What to work on: The answer should hold every line of the listing, unchanged and free of images.

◆ ◆ ◆

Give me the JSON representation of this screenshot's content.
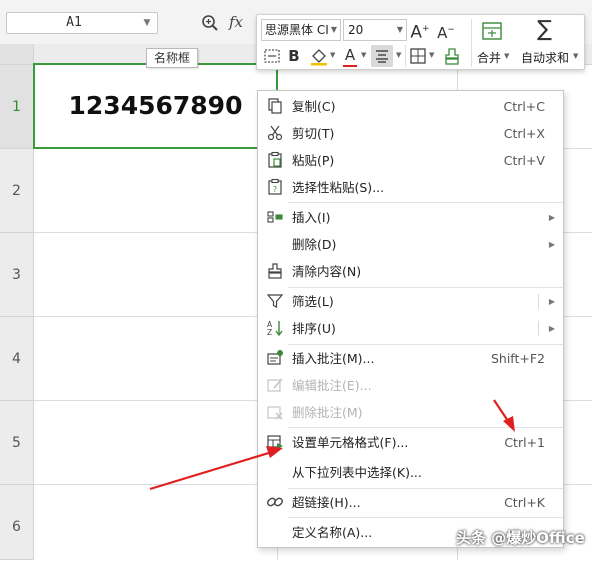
{
  "formula_bar": {
    "name_box_value": "A1",
    "fx_label": "fx"
  },
  "tooltip": "名称框",
  "grid": {
    "row_numbers": [
      "1",
      "2",
      "3",
      "4",
      "5",
      "6"
    ],
    "active_row": "1",
    "cell_value": "1234567890"
  },
  "mini_toolbar": {
    "font_name": "思源黑体 CI",
    "font_size": "20",
    "increase_font_icon_text": "A",
    "decrease_font_icon_text": "A",
    "bold_label": "B",
    "font_color_label": "A",
    "merge_label": "合并",
    "autosum_label": "自动求和",
    "autosum_symbol": "∑"
  },
  "context_menu": {
    "items": [
      {
        "label": "复制(C)",
        "shortcut": "Ctrl+C",
        "icon": "copy-icon"
      },
      {
        "label": "剪切(T)",
        "shortcut": "Ctrl+X",
        "icon": "scissors-icon"
      },
      {
        "label": "粘贴(P)",
        "shortcut": "Ctrl+V",
        "icon": "paste-icon"
      },
      {
        "label": "选择性粘贴(S)...",
        "shortcut": "",
        "icon": "paste-special-icon"
      },
      {
        "label": "插入(I)",
        "shortcut": "",
        "icon": "insert-icon"
      },
      {
        "label": "删除(D)",
        "shortcut": "",
        "icon": ""
      },
      {
        "label": "清除内容(N)",
        "shortcut": "",
        "icon": "eraser-icon"
      },
      {
        "label": "筛选(L)",
        "shortcut": "",
        "icon": "filter-icon"
      },
      {
        "label": "排序(U)",
        "shortcut": "",
        "icon": "sort-icon"
      },
      {
        "label": "插入批注(M)...",
        "shortcut": "Shift+F2",
        "icon": "insert-comment-icon"
      },
      {
        "label": "编辑批注(E)...",
        "shortcut": "",
        "icon": "edit-comment-icon"
      },
      {
        "label": "删除批注(M)",
        "shortcut": "",
        "icon": "delete-comment-icon"
      },
      {
        "label": "设置单元格格式(F)...",
        "shortcut": "Ctrl+1",
        "icon": "format-cells-icon"
      },
      {
        "label": "从下拉列表中选择(K)...",
        "shortcut": "",
        "icon": ""
      },
      {
        "label": "超链接(H)...",
        "shortcut": "Ctrl+K",
        "icon": "link-icon"
      },
      {
        "label": "定义名称(A)...",
        "shortcut": "",
        "icon": ""
      }
    ]
  },
  "watermark": "头条 @爆炒Office",
  "colors": {
    "active_green": "#3a9a3a",
    "font_color_red": "#e02020",
    "annotation_arrow": "#e02020"
  }
}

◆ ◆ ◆

Solution to the exercise:
Give me the JSON representation of this screenshot's content.
{
  "formula_bar": {
    "name_box_value": "A1",
    "fx_label": "fx"
  },
  "tooltip": "名称框",
  "grid": {
    "row_numbers": [
      "1",
      "2",
      "3",
      "4",
      "5",
      "6"
    ],
    "active_row": "1",
    "cell_value": "1234567890"
  },
  "mini_toolbar": {
    "font_name": "思源黑体 CI",
    "font_size": "20",
    "increase_font_icon_text": "A",
    "decrease_font_icon_text": "A",
    "bold_label": "B",
    "font_color_label": "A",
    "merge_label": "合并",
    "autosum_label": "自动求和",
    "autosum_symbol": "∑"
  },
  "context_menu": {
    "items": [
      {
        "label": "复制(C)",
        "shortcut": "Ctrl+C",
        "icon": "copy-icon"
      },
      {
        "label": "剪切(T)",
        "shortcut": "Ctrl+X",
        "icon": "scissors-icon"
      },
      {
        "label": "粘贴(P)",
        "shortcut": "Ctrl+V",
        "icon": "paste-icon"
      },
      {
        "label": "选择性粘贴(S)...",
        "shortcut": "",
        "icon": "paste-special-icon"
      },
      {
        "label": "插入(I)",
        "shortcut": "",
        "icon": "insert-icon"
      },
      {
        "label": "删除(D)",
        "shortcut": "",
        "icon": ""
      },
      {
        "label": "清除内容(N)",
        "shortcut": "",
        "icon": "eraser-icon"
      },
      {
        "label": "筛选(L)",
        "shortcut": "",
        "icon": "filter-icon"
      },
      {
        "label": "排序(U)",
        "shortcut": "",
        "icon": "sort-icon"
      },
      {
        "label": "插入批注(M)...",
        "shortcut": "Shift+F2",
        "icon": "insert-comment-icon"
      },
      {
        "label": "编辑批注(E)...",
        "shortcut": "",
        "icon": "edit-comment-icon"
      },
      {
        "label": "删除批注(M)",
        "shortcut": "",
        "icon": "delete-comment-icon"
      },
      {
        "label": "设置单元格格式(F)...",
        "shortcut": "Ctrl+1",
        "icon": "format-cells-icon"
      },
      {
        "label": "从下拉列表中选择(K)...",
        "shortcut": "",
        "icon": ""
      },
      {
        "label": "超链接(H)...",
        "shortcut": "Ctrl+K",
        "icon": "link-icon"
      },
      {
        "label": "定义名称(A)...",
        "shortcut": "",
        "icon": ""
      }
    ]
  },
  "watermark": "头条 @爆炒Office",
  "colors": {
    "active_green": "#3a9a3a",
    "font_color_red": "#e02020",
    "annotation_arrow": "#e02020"
  }
}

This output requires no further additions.